TASK:
Count every line in the entries that holds the word "ローカル". The reply is that count alone.

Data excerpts
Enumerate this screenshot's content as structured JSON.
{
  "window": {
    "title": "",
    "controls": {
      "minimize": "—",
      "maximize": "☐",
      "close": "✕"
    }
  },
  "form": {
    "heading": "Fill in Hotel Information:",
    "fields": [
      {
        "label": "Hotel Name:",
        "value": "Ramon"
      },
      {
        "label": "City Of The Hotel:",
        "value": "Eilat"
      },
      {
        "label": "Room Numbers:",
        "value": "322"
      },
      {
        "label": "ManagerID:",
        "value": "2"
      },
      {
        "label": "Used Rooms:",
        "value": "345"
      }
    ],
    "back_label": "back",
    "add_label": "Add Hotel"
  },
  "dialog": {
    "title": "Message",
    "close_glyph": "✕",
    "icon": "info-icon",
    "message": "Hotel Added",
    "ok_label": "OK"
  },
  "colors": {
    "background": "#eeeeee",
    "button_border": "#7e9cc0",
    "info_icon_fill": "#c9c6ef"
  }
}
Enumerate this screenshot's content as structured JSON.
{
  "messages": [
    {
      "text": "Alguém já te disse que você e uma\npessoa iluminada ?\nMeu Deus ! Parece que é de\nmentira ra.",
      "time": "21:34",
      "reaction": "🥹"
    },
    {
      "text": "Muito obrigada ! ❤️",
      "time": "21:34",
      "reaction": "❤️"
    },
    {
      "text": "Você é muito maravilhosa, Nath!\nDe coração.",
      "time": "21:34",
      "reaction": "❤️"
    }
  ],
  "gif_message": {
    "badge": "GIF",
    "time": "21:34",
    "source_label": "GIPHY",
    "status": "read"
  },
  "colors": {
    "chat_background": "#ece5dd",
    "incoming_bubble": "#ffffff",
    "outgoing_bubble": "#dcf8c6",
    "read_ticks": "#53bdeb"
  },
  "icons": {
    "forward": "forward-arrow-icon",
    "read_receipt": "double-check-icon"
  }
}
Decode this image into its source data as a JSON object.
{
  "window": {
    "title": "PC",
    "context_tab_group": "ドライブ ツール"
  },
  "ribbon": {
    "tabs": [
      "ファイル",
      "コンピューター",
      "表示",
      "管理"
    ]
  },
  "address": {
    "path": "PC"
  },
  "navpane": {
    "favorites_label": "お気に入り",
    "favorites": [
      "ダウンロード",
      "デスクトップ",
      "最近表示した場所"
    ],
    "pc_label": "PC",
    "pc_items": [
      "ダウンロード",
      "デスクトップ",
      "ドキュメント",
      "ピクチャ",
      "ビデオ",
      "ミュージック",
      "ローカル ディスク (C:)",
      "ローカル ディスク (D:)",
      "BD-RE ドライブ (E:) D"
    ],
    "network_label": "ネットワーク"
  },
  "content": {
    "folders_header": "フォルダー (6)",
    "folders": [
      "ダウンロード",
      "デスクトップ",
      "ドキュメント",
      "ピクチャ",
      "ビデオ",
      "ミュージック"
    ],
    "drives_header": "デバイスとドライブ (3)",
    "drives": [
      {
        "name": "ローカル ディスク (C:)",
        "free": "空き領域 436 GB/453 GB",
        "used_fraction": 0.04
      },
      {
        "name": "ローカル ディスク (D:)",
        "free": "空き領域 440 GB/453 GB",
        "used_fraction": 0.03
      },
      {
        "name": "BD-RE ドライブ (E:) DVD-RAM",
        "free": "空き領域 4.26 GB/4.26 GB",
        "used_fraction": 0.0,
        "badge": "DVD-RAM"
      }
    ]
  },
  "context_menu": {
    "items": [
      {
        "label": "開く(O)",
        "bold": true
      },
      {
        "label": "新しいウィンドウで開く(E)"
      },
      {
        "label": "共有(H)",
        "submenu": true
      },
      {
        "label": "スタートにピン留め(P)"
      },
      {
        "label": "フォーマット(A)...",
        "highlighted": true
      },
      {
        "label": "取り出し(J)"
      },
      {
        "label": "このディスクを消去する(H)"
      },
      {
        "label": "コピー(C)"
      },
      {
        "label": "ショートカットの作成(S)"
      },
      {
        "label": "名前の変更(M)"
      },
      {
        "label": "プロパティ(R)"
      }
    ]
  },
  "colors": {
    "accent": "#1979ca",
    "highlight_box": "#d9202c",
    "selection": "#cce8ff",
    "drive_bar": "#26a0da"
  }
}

WRITTEN RESPONSE:
4